Pick out the lines in the listing below that contain the word "screenshot" and copy them.

MATERIAL FOR THIS EXERCISE
◆ ◆ ◆

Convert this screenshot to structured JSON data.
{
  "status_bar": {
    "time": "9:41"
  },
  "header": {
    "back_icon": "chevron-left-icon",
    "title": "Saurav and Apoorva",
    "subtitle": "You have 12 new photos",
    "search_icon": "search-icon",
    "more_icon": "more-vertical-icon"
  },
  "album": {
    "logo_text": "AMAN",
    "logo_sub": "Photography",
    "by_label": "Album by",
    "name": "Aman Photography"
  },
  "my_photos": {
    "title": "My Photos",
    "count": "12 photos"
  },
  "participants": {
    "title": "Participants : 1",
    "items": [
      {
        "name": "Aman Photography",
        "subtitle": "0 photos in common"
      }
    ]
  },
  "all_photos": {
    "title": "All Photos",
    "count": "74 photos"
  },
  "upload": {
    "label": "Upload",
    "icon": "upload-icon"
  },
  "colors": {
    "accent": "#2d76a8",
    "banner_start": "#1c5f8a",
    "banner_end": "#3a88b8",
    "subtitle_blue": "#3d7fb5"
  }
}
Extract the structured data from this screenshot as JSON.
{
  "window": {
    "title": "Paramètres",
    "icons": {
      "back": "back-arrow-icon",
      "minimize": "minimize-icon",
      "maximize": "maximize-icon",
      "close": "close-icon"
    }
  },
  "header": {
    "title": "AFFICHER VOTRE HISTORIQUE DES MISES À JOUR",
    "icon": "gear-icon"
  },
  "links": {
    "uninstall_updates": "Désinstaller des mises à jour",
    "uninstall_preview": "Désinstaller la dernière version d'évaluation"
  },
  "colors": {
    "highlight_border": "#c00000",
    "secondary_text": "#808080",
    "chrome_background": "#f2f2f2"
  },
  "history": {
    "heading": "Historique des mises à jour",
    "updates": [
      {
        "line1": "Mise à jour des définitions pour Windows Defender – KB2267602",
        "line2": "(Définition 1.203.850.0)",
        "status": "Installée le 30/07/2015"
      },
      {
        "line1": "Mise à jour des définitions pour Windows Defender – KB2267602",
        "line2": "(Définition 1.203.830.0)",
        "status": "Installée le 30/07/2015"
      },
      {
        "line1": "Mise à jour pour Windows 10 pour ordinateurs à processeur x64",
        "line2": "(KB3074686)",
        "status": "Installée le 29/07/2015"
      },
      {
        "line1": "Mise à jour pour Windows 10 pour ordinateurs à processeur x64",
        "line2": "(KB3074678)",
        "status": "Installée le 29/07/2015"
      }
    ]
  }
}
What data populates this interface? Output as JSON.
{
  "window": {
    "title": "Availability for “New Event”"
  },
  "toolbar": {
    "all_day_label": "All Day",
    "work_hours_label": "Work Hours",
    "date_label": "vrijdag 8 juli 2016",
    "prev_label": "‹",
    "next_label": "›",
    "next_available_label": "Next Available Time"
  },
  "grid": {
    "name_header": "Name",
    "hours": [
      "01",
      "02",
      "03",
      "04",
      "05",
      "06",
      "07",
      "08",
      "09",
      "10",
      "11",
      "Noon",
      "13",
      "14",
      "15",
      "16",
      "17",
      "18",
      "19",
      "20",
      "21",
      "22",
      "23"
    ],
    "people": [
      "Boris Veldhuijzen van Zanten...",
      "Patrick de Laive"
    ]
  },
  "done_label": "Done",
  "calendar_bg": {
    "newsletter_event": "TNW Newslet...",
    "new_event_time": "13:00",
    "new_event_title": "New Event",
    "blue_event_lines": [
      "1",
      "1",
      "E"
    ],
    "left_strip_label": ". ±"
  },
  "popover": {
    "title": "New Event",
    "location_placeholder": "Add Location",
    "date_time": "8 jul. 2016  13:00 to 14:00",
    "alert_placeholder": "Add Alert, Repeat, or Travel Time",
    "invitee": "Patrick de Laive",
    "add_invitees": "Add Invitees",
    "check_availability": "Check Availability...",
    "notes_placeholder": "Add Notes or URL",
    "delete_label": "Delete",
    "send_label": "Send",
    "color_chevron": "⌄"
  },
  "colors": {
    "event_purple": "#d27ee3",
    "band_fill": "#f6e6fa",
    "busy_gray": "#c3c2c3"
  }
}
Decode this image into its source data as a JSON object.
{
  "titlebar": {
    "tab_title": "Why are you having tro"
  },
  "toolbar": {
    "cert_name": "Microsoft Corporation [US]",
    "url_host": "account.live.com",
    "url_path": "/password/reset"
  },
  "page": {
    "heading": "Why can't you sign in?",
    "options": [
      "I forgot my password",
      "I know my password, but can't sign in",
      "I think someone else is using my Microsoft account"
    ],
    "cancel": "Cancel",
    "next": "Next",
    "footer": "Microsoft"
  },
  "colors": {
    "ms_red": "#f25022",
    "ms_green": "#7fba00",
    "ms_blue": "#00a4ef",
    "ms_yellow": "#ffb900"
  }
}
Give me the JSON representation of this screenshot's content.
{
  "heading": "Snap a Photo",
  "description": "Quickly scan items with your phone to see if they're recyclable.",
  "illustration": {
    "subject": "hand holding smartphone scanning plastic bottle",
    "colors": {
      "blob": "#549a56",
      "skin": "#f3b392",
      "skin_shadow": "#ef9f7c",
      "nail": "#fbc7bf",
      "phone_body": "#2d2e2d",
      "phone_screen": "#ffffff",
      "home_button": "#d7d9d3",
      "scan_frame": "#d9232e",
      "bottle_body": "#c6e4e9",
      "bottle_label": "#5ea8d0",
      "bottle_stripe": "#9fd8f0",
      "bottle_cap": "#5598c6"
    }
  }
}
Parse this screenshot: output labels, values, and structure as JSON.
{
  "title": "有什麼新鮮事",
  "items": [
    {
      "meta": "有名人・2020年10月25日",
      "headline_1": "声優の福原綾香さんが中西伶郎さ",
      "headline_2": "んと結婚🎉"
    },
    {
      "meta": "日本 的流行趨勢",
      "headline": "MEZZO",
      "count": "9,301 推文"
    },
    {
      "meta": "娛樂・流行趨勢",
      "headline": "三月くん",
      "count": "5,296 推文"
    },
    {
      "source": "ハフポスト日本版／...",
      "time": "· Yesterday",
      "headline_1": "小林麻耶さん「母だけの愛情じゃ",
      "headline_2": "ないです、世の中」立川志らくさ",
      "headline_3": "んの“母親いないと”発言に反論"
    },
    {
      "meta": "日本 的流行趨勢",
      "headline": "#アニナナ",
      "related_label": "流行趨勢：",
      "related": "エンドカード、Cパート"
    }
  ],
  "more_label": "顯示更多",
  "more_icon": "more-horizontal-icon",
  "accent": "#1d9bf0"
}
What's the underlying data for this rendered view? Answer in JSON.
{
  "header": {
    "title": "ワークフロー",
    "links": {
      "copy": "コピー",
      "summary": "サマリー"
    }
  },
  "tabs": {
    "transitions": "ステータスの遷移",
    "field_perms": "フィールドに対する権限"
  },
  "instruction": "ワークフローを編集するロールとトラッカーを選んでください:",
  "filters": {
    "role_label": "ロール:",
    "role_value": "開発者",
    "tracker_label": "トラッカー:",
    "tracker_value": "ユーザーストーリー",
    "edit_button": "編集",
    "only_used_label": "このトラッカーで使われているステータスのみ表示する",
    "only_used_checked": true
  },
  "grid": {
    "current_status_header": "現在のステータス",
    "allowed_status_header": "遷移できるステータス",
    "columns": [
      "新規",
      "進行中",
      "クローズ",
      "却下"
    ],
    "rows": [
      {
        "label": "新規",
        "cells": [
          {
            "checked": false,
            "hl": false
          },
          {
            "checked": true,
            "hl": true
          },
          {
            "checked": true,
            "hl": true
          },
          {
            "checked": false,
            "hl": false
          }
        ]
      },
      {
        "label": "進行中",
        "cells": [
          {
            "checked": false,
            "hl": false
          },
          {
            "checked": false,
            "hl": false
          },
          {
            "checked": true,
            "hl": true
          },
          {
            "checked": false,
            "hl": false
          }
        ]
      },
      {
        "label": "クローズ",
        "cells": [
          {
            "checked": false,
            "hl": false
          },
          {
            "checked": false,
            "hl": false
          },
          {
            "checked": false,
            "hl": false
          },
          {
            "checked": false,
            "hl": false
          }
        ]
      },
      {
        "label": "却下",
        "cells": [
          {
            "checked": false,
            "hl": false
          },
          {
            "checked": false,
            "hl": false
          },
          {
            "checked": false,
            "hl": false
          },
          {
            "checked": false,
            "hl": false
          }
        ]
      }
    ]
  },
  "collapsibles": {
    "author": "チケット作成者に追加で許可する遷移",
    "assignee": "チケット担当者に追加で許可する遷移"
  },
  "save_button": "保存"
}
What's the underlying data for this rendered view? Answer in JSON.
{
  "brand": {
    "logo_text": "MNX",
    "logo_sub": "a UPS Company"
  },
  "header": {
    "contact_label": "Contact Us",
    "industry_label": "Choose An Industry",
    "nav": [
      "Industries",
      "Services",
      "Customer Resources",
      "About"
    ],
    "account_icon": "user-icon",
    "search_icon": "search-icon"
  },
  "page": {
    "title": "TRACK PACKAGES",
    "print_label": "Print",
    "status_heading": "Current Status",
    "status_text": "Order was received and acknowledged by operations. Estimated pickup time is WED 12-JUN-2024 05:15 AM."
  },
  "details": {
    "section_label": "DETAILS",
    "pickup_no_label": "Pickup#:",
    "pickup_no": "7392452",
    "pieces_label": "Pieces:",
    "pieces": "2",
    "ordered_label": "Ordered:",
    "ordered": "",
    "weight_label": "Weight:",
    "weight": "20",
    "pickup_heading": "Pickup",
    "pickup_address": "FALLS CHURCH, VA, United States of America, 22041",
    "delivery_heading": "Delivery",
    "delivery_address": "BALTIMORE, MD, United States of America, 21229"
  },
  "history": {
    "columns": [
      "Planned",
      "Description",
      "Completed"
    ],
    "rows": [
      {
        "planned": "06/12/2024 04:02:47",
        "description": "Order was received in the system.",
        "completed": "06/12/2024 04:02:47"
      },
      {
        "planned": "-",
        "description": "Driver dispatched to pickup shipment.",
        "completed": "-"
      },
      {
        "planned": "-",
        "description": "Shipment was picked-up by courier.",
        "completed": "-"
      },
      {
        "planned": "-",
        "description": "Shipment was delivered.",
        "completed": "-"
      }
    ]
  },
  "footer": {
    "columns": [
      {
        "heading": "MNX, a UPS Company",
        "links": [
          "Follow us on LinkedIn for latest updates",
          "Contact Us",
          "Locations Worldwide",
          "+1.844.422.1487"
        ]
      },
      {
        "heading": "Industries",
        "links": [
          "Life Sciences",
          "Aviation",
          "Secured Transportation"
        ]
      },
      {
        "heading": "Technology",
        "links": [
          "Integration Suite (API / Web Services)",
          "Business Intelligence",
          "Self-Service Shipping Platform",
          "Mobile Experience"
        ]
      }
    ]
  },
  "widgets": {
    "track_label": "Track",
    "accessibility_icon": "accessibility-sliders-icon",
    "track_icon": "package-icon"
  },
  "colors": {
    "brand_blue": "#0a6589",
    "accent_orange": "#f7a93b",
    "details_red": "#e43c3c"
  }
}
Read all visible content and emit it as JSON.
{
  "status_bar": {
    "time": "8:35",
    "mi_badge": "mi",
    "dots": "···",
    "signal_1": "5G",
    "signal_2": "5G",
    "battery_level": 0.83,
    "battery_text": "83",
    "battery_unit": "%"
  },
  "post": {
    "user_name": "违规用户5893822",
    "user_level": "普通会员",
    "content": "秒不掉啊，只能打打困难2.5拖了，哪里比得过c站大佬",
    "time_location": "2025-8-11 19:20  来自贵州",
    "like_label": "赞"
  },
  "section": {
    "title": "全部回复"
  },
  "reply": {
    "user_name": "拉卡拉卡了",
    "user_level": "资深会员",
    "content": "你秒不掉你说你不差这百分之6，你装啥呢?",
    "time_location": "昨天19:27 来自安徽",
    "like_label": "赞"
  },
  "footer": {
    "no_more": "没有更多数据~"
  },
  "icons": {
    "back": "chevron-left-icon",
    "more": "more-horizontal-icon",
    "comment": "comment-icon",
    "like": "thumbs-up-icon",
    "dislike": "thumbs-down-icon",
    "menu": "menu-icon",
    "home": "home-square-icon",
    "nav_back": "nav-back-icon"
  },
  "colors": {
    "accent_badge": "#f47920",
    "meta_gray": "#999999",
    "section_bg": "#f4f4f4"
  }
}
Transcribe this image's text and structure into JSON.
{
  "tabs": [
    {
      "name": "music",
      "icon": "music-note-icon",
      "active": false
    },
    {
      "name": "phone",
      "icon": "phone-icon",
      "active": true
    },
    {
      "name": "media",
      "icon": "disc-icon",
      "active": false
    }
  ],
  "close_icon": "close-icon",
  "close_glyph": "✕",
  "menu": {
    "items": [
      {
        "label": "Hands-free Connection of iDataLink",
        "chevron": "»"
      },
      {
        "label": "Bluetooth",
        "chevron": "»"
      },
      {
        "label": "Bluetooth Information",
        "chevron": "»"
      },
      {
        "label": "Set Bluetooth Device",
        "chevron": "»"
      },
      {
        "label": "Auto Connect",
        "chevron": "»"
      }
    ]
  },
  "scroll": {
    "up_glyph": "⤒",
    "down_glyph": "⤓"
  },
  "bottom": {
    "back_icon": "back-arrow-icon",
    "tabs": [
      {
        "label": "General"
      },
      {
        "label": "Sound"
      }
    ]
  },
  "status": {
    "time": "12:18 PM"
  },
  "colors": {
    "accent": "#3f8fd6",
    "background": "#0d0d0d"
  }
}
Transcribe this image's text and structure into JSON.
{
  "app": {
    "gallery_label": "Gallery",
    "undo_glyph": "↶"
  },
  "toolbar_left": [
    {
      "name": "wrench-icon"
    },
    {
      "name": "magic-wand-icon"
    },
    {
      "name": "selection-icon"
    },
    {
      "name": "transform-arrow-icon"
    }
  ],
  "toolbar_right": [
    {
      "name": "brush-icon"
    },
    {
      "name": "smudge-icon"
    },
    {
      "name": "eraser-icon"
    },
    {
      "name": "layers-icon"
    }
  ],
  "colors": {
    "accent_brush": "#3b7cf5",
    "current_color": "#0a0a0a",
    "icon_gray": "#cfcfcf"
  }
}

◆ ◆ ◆

YOUR SOLUTION
Convert this screenshot to structured JSON data.
Extract the structured data from this screenshot as JSON.
Give me the JSON representation of this screenshot's content.
Parse this screenshot: output labels, values, and structure as JSON.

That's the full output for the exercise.